WWTA Releases Timetable That Would Have Ooltewah Sewage Treatment Plant In Operation By 2025; Public Meetings Set At Central High

The Hamilton County Water and Wastewater Treatment Authority has released a timetable that would have a new sewage treatment in Ooltewah in operation by 2025.   A request for a site at Mahan Gap Road goes before the Planning Commission at Nov. 12 at 1 p.m. It goes to the County Commission Zoning Committee on Dec. 12 and the full commission on Dec. 19.    ... (click for more)

Downtown Post Office Finally Getting Handicap Ramp

Chattanooga's Downtown Post Office, after some lawsuits and numerous complaints over the years, is finally getting a handicap ramp. Federal Judge Sandy Mattice said the complaints had increased in recent months and the General Services Administration agreed to fund the project at the historic building on Georgia Avenue. The judge said, "It's a beautiful building, but it's ... (click for more)

Too Many Questions

First it was about 2,000, then we were told it’s up to 4,000. We have no way of knowing who’s coming or what their purpose is. NBC and CNN assure us they are seeking sanctuary but how can we know? Neither Honduras or our subjective media in America have been honest with us in the past. So, how do we know why that many people are marching across Central America?   ... (click for more)

Roy Exum: Who Do You Trust?

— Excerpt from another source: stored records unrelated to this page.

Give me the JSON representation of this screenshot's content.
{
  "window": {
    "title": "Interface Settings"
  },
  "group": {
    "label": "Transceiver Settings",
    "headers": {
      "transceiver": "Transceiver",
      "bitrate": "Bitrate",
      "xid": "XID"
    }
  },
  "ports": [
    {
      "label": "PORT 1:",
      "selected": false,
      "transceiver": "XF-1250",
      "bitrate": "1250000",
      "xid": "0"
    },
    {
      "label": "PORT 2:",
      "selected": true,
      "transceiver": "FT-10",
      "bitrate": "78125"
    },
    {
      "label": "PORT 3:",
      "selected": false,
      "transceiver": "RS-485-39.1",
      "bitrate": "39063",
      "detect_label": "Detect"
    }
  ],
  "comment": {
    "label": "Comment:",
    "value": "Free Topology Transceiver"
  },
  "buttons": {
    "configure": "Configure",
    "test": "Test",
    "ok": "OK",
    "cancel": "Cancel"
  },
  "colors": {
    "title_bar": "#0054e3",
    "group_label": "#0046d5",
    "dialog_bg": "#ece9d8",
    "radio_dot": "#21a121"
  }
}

About this time last month a 25-year-old kid with a fresh degree in “public policy” left me a phone call hoping to get my views. Joda Thongnopnua is the Democratic candidate for the State House in District 30 and he is like a load of other erstwhile politicians in my experience who I’ve never heard of but “really want to meet me” … this with less than a month before they “really” ... (click for more)